%%

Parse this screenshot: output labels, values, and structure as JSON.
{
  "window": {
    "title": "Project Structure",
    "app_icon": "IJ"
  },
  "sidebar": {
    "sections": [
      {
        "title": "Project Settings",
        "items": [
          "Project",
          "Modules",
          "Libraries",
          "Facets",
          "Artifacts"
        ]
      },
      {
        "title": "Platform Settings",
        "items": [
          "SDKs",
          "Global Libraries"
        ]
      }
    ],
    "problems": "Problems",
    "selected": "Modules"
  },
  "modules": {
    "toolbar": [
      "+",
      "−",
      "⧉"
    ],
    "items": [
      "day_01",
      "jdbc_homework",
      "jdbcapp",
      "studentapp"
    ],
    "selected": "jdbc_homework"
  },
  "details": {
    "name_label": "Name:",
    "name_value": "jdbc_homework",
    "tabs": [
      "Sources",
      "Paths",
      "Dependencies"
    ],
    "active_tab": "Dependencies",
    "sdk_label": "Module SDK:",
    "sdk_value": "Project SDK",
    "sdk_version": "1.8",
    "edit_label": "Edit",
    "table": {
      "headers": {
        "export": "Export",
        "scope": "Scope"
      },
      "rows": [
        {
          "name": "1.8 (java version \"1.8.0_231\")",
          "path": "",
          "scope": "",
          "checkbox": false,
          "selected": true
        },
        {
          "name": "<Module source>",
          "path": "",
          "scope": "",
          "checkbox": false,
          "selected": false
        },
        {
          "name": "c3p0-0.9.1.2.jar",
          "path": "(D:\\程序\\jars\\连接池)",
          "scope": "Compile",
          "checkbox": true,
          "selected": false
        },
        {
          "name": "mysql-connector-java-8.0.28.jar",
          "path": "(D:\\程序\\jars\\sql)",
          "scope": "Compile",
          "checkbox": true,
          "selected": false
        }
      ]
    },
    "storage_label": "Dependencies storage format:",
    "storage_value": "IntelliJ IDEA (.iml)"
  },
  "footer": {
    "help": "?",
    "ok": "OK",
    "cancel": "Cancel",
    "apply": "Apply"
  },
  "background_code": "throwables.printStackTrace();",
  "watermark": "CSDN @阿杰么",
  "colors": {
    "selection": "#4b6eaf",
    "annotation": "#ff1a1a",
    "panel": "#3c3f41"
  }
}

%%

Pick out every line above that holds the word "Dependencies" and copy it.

» **Exercise answer**
      "Dependencies"
    "active_tab": "Dependencies",
    "storage_label": "Dependencies storage format:",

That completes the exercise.